  • The inclusion of essentiality is effect models: some metals like zinc and copper, are essential elements for life functions, implying that below a given threshold background level emissions are to be regarded as environmentally beneficial instead of toxic;
  • The no-effect level in effect models: for most elements the crustal concentration can act as one of the possible thresholds. Taking this point into account would require spatial differentiation of LCAI modelling;
  • The inclusion of homeostasis in effect models: in addition to the point of metals possibly being nutrients, the uptake of metals by organisms may be regulated through homeostasis, which affects the dose-response curve for the metal;
  • The inclusion of speciation and bioavailability in effect models: metals may be present in different speciation, with highly differing biological availability and/or toxicity characteristics. 

The project’s main purpose was to organise a workshop on the inclusion of state of the art expertise and current expert knowledge on risk assessment of non-ferro metals in LCIA. Basis for the workshop were the preliminary results of a concise study, which addresses the scientific issues and practical dilemmas that are encountered when developing or using characterisation factors in Life Cycle Impact Assessment, and which identifies a number of directions for improvement.This report can be downloaded below. 
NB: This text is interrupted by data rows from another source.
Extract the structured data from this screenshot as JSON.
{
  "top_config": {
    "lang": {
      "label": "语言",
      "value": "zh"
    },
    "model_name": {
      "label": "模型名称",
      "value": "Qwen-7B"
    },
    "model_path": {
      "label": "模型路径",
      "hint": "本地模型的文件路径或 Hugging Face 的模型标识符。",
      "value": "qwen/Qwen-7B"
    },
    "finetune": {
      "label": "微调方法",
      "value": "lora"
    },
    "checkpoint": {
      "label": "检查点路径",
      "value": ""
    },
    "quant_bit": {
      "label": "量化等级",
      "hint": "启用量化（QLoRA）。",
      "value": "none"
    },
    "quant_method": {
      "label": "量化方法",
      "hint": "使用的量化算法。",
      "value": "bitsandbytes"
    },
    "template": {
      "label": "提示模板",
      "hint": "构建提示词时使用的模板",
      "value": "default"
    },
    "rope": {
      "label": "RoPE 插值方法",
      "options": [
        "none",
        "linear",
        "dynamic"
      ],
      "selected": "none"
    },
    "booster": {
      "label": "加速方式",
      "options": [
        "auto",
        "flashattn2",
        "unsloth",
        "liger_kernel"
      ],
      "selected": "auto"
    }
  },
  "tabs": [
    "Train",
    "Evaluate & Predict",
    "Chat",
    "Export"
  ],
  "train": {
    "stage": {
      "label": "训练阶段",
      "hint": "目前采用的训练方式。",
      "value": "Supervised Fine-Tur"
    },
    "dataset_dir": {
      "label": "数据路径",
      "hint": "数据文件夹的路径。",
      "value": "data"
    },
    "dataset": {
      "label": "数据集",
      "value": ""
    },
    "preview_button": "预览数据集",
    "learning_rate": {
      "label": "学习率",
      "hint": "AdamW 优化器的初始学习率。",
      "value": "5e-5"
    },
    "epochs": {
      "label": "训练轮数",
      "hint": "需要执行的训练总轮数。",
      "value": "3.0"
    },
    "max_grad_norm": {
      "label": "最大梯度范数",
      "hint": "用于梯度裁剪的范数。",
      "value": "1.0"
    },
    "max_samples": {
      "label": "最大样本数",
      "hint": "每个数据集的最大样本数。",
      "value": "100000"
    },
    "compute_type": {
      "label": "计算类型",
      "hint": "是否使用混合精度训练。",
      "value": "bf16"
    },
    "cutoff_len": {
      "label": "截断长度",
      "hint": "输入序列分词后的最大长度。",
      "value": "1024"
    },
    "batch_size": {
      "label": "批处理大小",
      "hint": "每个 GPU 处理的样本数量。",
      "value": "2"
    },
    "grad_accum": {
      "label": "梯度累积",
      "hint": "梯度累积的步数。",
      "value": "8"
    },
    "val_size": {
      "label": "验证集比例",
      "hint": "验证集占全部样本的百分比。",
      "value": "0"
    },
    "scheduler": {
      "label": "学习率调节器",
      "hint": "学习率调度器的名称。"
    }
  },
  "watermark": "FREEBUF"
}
The workshop was held in Apeldoorn (Location TNO) on 19 March 2004 with around 20 invited experts in the fields of LCA, RA and ecotoxicology, and an affiliation in academia, research institutes and metals industry. 

The participants of the workshop recognised that current ecotoxicity LCIA methods often produce a probably incorrect emphasis on the impact of metals. The so-called "Apeldoorn declaration" shortly describes the short comings of the current LCIA methods for metals and warns LCA practioners to use the methods cautiously. It has been published in SETAC globe and the fourth issue of UNEP/SETAC's Life Cycle Initiative's Newsletter. The "Apeldoorn declaration" can be downloaded below. 

A second result of this project is an outline of the actions that need to be taken in the short- and long-term to arrive at a more scientifically defendeable assessment of the metals in LCIA, see the report for more details.